In the later seasons a group of Borg children were abandoned by the Collective and rescued by Voyager. Seven took them under her wing and grew close with one in particular, Icheb, who stayed aboard Voyager when the rest of the children decided to leave.
As for romantic endeavors, Seven did initially try to have sex with Harry Kim, after noticing that he exhibited all the signs of attraction to her, though it is never clearly stated whether or not the two did, in fact, copulate. In the final season, it is revealed that Seven has developed feelings for Chakotay through a holodeck program in which the two are dating. In the final episode it is stated that although Seven and Chakotay got married, Seven perished onboard Voyager before it could return to the Alpha Quadrant.
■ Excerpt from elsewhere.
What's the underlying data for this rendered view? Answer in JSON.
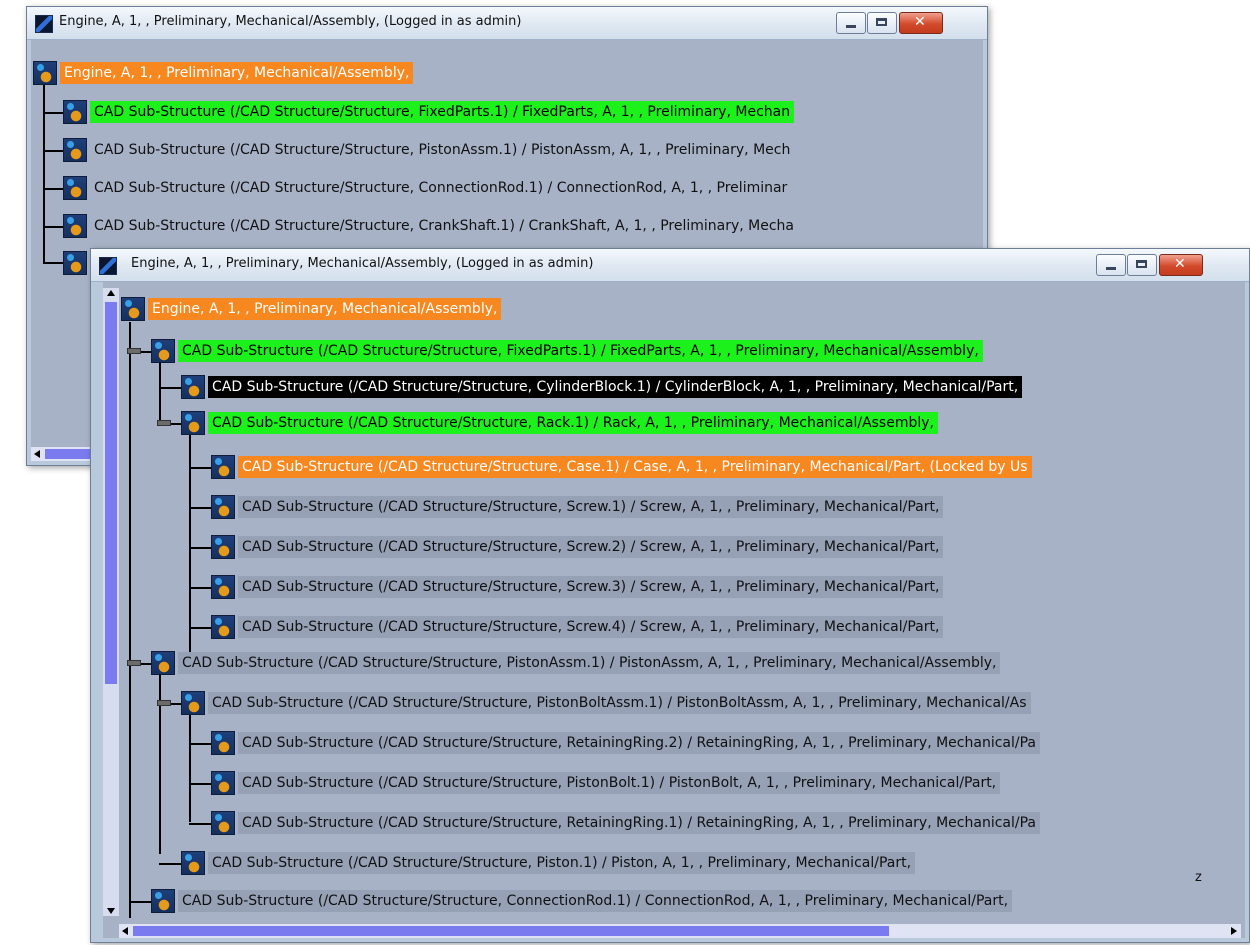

After Admiral Janeway traveled back in time and altered the course of events it is unclear whether or not Seven and Chakotay got together or not.
Seven was an interesting study in humanity as seen from the outside. She saw our flaws and weaknesses and inconsistencies that we are unable to see as we're too close to the source. It was fascinating to see her become softer and more vulnerable through her relationships with the ship's crew and how, through those relationships, she discovered so much about herself and the universe in general.
Since Voyager, I have watched all of The Next Generation and most of Deep Space Nine, and although I have deep affections for most of the characters: Jean-Luc Picard, Wesley Crusher, Deanna Troi, Data, Jadzia Dax, and Kira Nerys, the character that I relate to the most is Seven of Nine. She's an alien amongst her own kind; although she looks human, she does not understand humanity, nor does she feel a sense of community with humans. I'm the same way. I feel like an outsider looking in. Humanity perplexes me. Emotions terrify me. Like her, I strive for perfection in everything I do. My main contract with Seven is that my individuality is important to me. I refuse to live a traditional life of marriage and babies; I want something special and unique out of my life. I love what an original, distinctive character she was. Star Trek hadn't done a character like her before, and one hasn't been done since. I am hoping that with the new Jean-Luc Picard-centric series coming out in the next few years, that Seven will at least guest star, if not be a main or recurring character. It would be nice to see what further developments Seven underwent since her return to the Alpha Quadrant. Did she stay with Chakotay? Did she at least meet up with her aunt? Were Starfleet medical personnel able to fully remove her Borg implants? Was she able to live a reasonably normal human life? Is her rehabilitation possible in other Borg drones?
I hate that her character is linked with selling out and sex appeal. The character is undeniably sexy, yes, but she was so much more than that. She's a true feminist icon. She never sat around and waited to be rescued, she handled shit on her own as much as she was able to. She was highly intelligent, too, not a typical big breasted, dumb blonde. In fact, I think it was quite brilliant on the writers' part: by the end of the third season, the ratings were low, so, bring on the hot chick in the tight skinsuit with big breasts, but this is Star Trek, so don't make her an airhead; instead, use that sexism against them and turn her into the ultimate femme fatale: beautiful, dangerous, strong, intelligent, resilient... of course, could be reading too much into it because I really like Seven, but still...
I'm so glad that I finally joined the Star Trek fandom. It's odd to be so passionate about something that I was against for so long, but I am. I am extremely passionate about Star Trek. I've Tweeted Jeri Ryan a few times and gotten a response—she's a lovely woman, and it is obvious that she cares about her fans a lot. I am so hopeful for more Seven of Nine in the future!
A huge thank you to Jeri Ryan for portraying such an amazing character. No one else could have done the role justice!